§ **Exercise**: For the entries that follow, say how many lines hold the string "June", with nothing else in the reply.

§ **Data for review**:
----

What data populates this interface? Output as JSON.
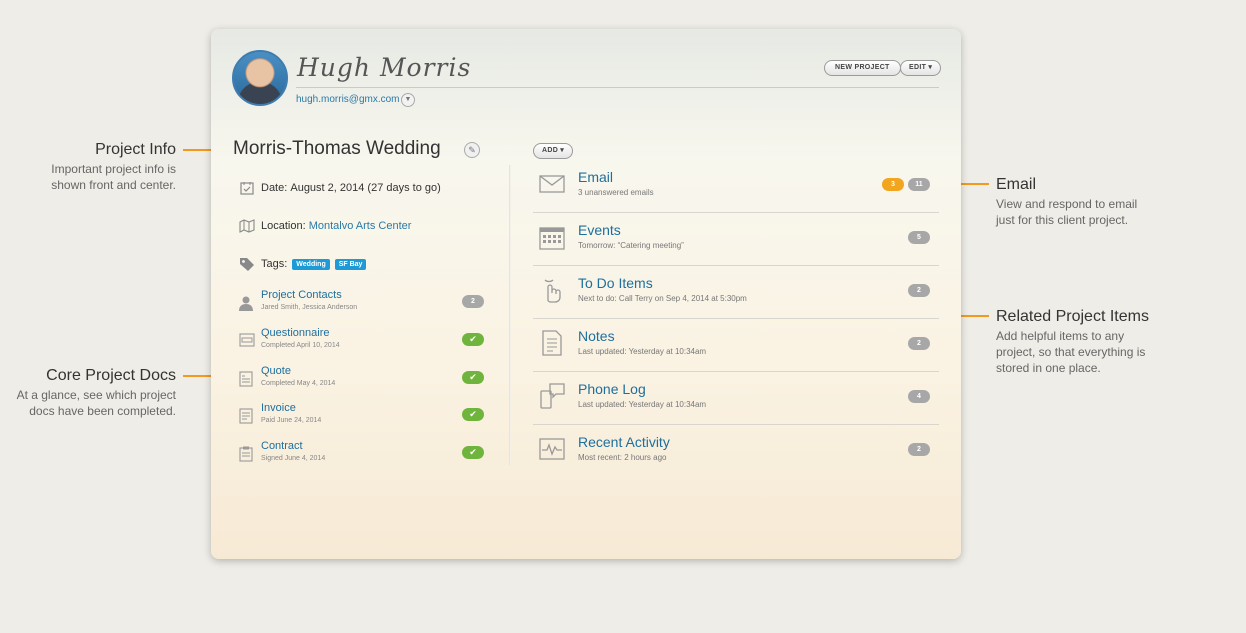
{
  "annotations": {
    "project_info": {
      "title": "Project Info",
      "desc": [
        "Important project info is",
        "shown front and center."
      ]
    },
    "core_docs": {
      "title": "Core Project Docs",
      "desc": [
        "At a glance, see which project",
        "docs have been completed."
      ]
    },
    "email": {
      "title": "Email",
      "desc": [
        "View and respond to email",
        "just for this client project."
      ]
    },
    "related": {
      "title": "Related Project Items",
      "desc": [
        "Add helpful items to any",
        "project, so that everything is",
        "stored in one place."
      ]
    }
  },
  "user": {
    "name": "Hugh Morris",
    "email": "hugh.morris@gmx.com"
  },
  "header": {
    "new_project": "NEW PROJECT",
    "edit": "EDIT ▾"
  },
  "project": {
    "title": "Morris-Thomas Wedding",
    "date_label": "Date:",
    "date_value": "August 2, 2014  (27 days to go)",
    "location_label": "Location:",
    "location_value": "Montalvo Arts Center",
    "tags_label": "Tags:",
    "tags": [
      "Wedding",
      "SF Bay"
    ]
  },
  "docs": [
    {
      "name": "Project Contacts",
      "sub": "Jared Smith, Jessica Anderson",
      "count": "2"
    },
    {
      "name": "Questionnaire",
      "sub": "Completed April 10, 2014",
      "check": "✔"
    },
    {
      "name": "Quote",
      "sub": "Completed May 4, 2014",
      "check": "✔"
    },
    {
      "name": "Invoice",
      "sub": "Paid June 24, 2014",
      "check": "✔"
    },
    {
      "name": "Contract",
      "sub": "Signed June 4, 2014",
      "check": "✔"
    }
  ],
  "add_label": "ADD ▾",
  "items": [
    {
      "name": "Email",
      "sub": "3 unanswered emails",
      "unread": "3",
      "count": "11"
    },
    {
      "name": "Events",
      "sub": "Tomorrow: “Catering meeting”",
      "count": "5"
    },
    {
      "name": "To Do Items",
      "sub": "Next to do: Call Terry on Sep 4, 2014 at 5:30pm",
      "count": "2"
    },
    {
      "name": "Notes",
      "sub": "Last updated: Yesterday at 10:34am",
      "count": "2"
    },
    {
      "name": "Phone Log",
      "sub": "Last updated: Yesterday at 10:34am",
      "count": "4"
    },
    {
      "name": "Recent Activity",
      "sub": "Most recent: 2 hours ago",
      "count": "2"
    }
  ],
  "colors": {
    "accent": "#f39a1e",
    "link": "#1e6f9e",
    "check": "#6fb43c",
    "tag": "#1e9ad6"
  }
}
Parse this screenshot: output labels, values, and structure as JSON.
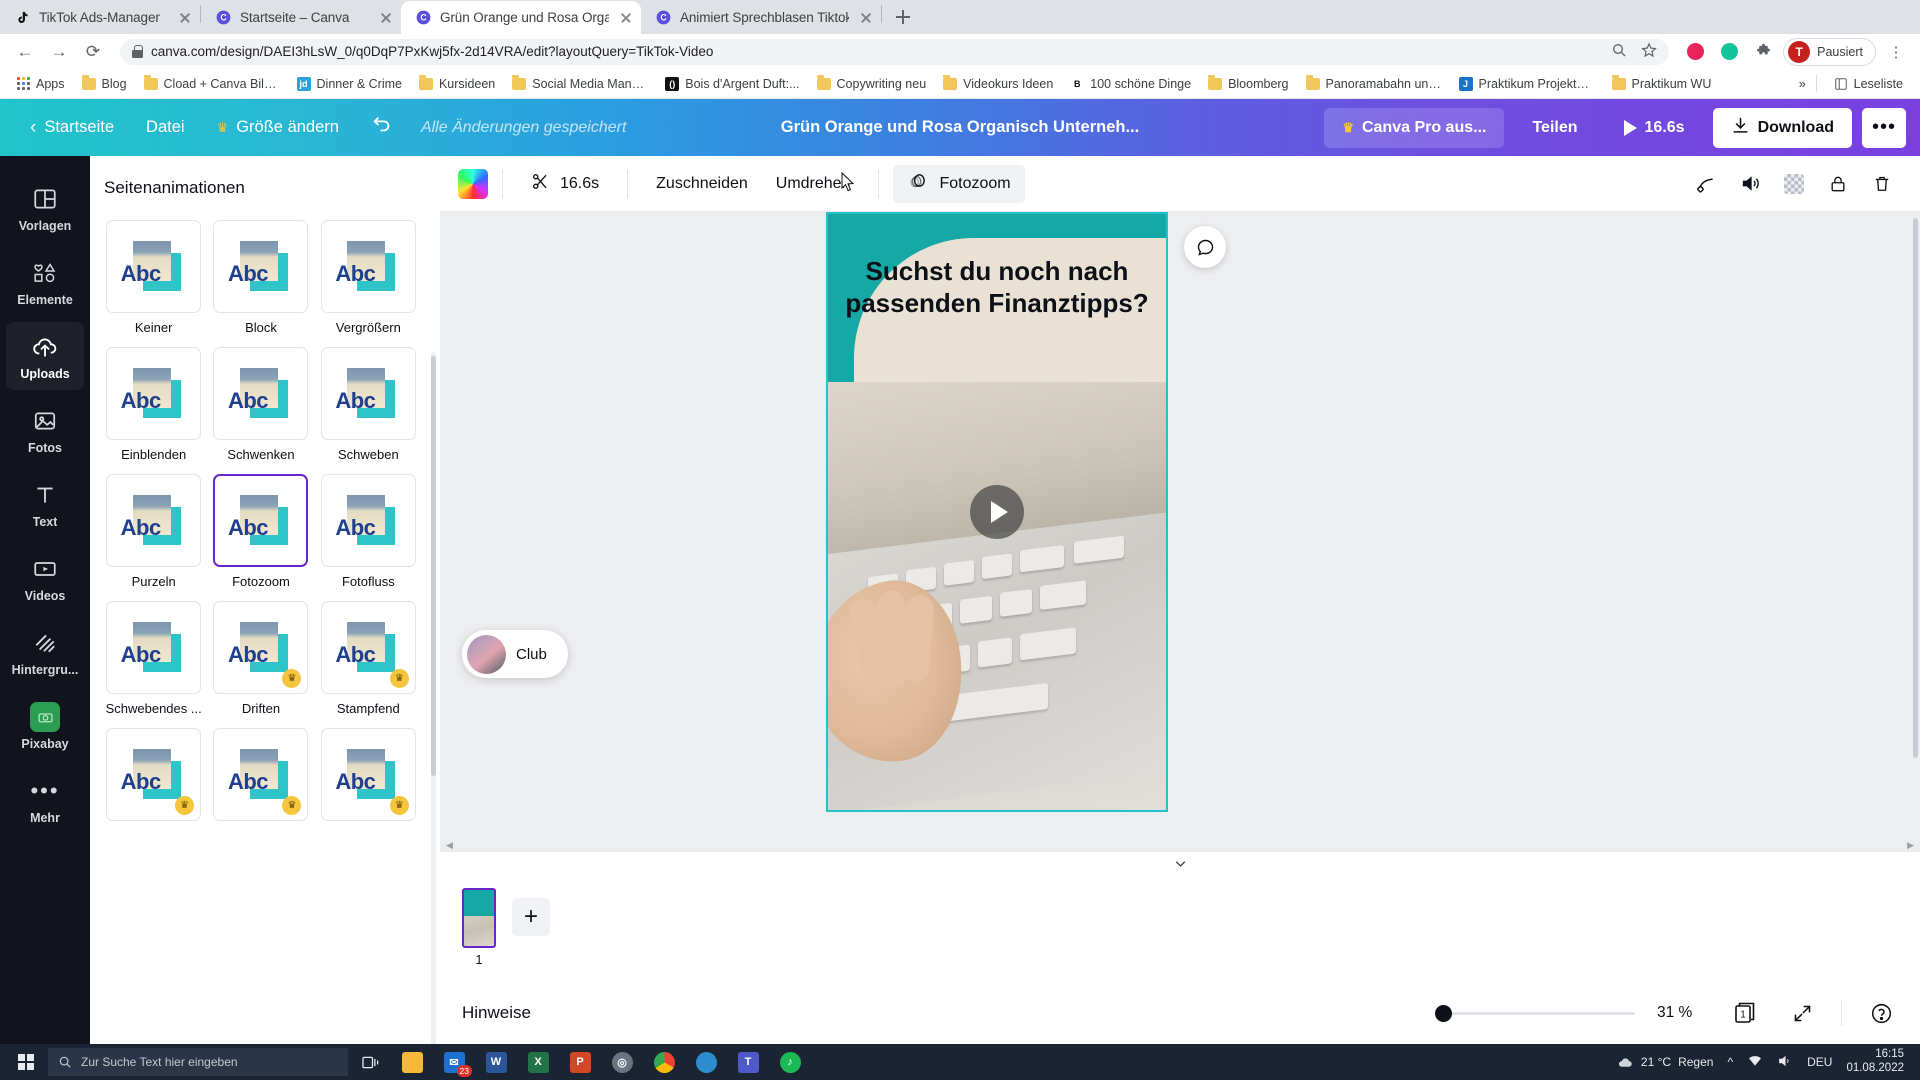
{
  "browser": {
    "tabs": [
      {
        "title": "TikTok Ads-Manager",
        "favicon": "tiktok-icon",
        "active": false
      },
      {
        "title": "Startseite – Canva",
        "favicon": "canva-icon",
        "active": false
      },
      {
        "title": "Grün Orange und Rosa Organisc",
        "favicon": "canva-icon",
        "active": true
      },
      {
        "title": "Animiert Sprechblasen Tiktok-Hi",
        "favicon": "canva-icon",
        "active": false
      }
    ],
    "new_tab_label": "+",
    "nav": {
      "back": "←",
      "forward": "→",
      "reload": "⟳"
    },
    "url": "canva.com/design/DAEI3hLsW_0/q0DqP7PxKwj5fx-2d14VRA/edit?layoutQuery=TikTok-Video",
    "omni_icons": [
      "zoom-icon",
      "star-icon"
    ],
    "extensions": [
      "extension-red-icon",
      "grammarly-icon",
      "extension-puzzle-icon"
    ],
    "profile": {
      "initial": "T",
      "label": "Pausiert"
    },
    "menu_icon": "kebab-icon",
    "bookmarks": [
      {
        "label": "Apps",
        "icon": "apps-grid-icon"
      },
      {
        "label": "Blog",
        "icon": "folder-icon"
      },
      {
        "label": "Cload + Canva Bilder",
        "icon": "folder-icon"
      },
      {
        "label": "Dinner & Crime",
        "icon": "site-icon",
        "color": "#29a3dc",
        "glyph": "jd"
      },
      {
        "label": "Kursideen",
        "icon": "folder-icon"
      },
      {
        "label": "Social Media Mana...",
        "icon": "folder-icon"
      },
      {
        "label": "Bois d'Argent Duft:...",
        "icon": "site-icon",
        "color": "#111111",
        "glyph": "()"
      },
      {
        "label": "Copywriting neu",
        "icon": "folder-icon"
      },
      {
        "label": "Videokurs Ideen",
        "icon": "folder-icon"
      },
      {
        "label": "100 schöne Dinge",
        "icon": "site-icon",
        "color": "#ffffff",
        "glyph": "B"
      },
      {
        "label": "Bloomberg",
        "icon": "folder-icon"
      },
      {
        "label": "Panoramabahn und...",
        "icon": "folder-icon"
      },
      {
        "label": "Praktikum Projektm...",
        "icon": "site-icon",
        "color": "#1a73c8",
        "glyph": "J"
      },
      {
        "label": "Praktikum WU",
        "icon": "folder-icon"
      }
    ],
    "bookmarks_overflow": "»",
    "reading_list": "Leseliste"
  },
  "canva_header": {
    "back_icon": "chevron-left-icon",
    "home": "Startseite",
    "file": "Datei",
    "resize": "Größe ändern",
    "undo_icon": "undo-icon",
    "saved_status": "Alle Änderungen gespeichert",
    "design_title": "Grün Orange und Rosa Organisch Unterneh...",
    "pro_label": "Canva Pro aus...",
    "share": "Teilen",
    "duration": "16.6s",
    "download": "Download",
    "more": "•••"
  },
  "rail": {
    "items": [
      {
        "label": "Vorlagen",
        "icon": "templates-icon",
        "active": false
      },
      {
        "label": "Elemente",
        "icon": "elements-icon",
        "active": false
      },
      {
        "label": "Uploads",
        "icon": "upload-cloud-icon",
        "active": true
      },
      {
        "label": "Fotos",
        "icon": "photo-icon",
        "active": false
      },
      {
        "label": "Text",
        "icon": "text-icon",
        "active": false
      },
      {
        "label": "Videos",
        "icon": "video-icon",
        "active": false
      },
      {
        "label": "Hintergru...",
        "icon": "background-icon",
        "active": false
      },
      {
        "label": "Pixabay",
        "icon": "pixabay-icon",
        "active": false
      },
      {
        "label": "Mehr",
        "icon": "more-dots-icon",
        "active": false
      }
    ]
  },
  "panel": {
    "title": "Seitenanimationen",
    "animations": [
      {
        "label": "Keiner",
        "pro": false,
        "selected": false
      },
      {
        "label": "Block",
        "pro": false,
        "selected": false
      },
      {
        "label": "Vergrößern",
        "pro": false,
        "selected": false
      },
      {
        "label": "Einblenden",
        "pro": false,
        "selected": false
      },
      {
        "label": "Schwenken",
        "pro": false,
        "selected": false
      },
      {
        "label": "Schweben",
        "pro": false,
        "selected": false
      },
      {
        "label": "Purzeln",
        "pro": false,
        "selected": false
      },
      {
        "label": "Fotozoom",
        "pro": false,
        "selected": true
      },
      {
        "label": "Fotofluss",
        "pro": false,
        "selected": false
      },
      {
        "label": "Schwebendes ...",
        "pro": false,
        "selected": false
      },
      {
        "label": "Driften",
        "pro": true,
        "selected": false
      },
      {
        "label": "Stampfend",
        "pro": true,
        "selected": false
      },
      {
        "label": "",
        "pro": true,
        "selected": false
      },
      {
        "label": "",
        "pro": true,
        "selected": false
      },
      {
        "label": "",
        "pro": true,
        "selected": false
      }
    ]
  },
  "editor_toolbar": {
    "color_swatch": "rainbow-swatch",
    "scissors_icon": "scissors-icon",
    "duration": "16.6s",
    "crop": "Zuschneiden",
    "flip": "Umdrehen",
    "photozoom": "Fotozoom",
    "photozoom_icon": "photozoom-icon",
    "right_icons": [
      "animate-icon",
      "volume-icon",
      "transparency-icon",
      "lock-icon",
      "trash-icon"
    ]
  },
  "canvas": {
    "headline": "Suchst du noch nach passenden Finanztipps?",
    "play_icon": "play-icon",
    "comment_icon": "comment-icon",
    "club_chip": "Club"
  },
  "pagestrip": {
    "collapse_icon": "chevron-down-icon",
    "page_number": "1",
    "add_label": "+"
  },
  "statusbar": {
    "notes_label": "Hinweise",
    "zoom_percent": "31 %",
    "page_count": "1",
    "fullscreen_icon": "expand-icon",
    "help_icon": "help-icon"
  },
  "taskbar": {
    "start_icon": "windows-icon",
    "search_placeholder": "Zur Suche Text hier eingeben",
    "search_icon": "search-icon",
    "apps": [
      {
        "name": "task-view",
        "glyph": "",
        "color": "transparent"
      },
      {
        "name": "file-explorer",
        "glyph": "",
        "color": "#f6b93b"
      },
      {
        "name": "mail",
        "glyph": "",
        "color": "#0a66c2",
        "badge": "23"
      },
      {
        "name": "word",
        "glyph": "W",
        "color": "#2b579a"
      },
      {
        "name": "excel",
        "glyph": "X",
        "color": "#217346"
      },
      {
        "name": "powerpoint",
        "glyph": "P",
        "color": "#d24726"
      },
      {
        "name": "disc",
        "glyph": "",
        "color": "#555e6b"
      },
      {
        "name": "chrome",
        "glyph": "",
        "color": "#34a853"
      },
      {
        "name": "edge",
        "glyph": "",
        "color": "#2d8ccd"
      },
      {
        "name": "teams",
        "glyph": "",
        "color": "#5059c9"
      },
      {
        "name": "spotify",
        "glyph": "",
        "color": "#1db954"
      }
    ],
    "weather": {
      "temp": "21 °C",
      "condition": "Regen"
    },
    "language": "DEU",
    "clock_time": "16:15",
    "clock_date": "01.08.2022",
    "tray_icons": [
      "cloud-icon",
      "chevron-up-icon",
      "wifi-icon",
      "speaker-icon"
    ]
  }
}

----

§ **Expected output**: 2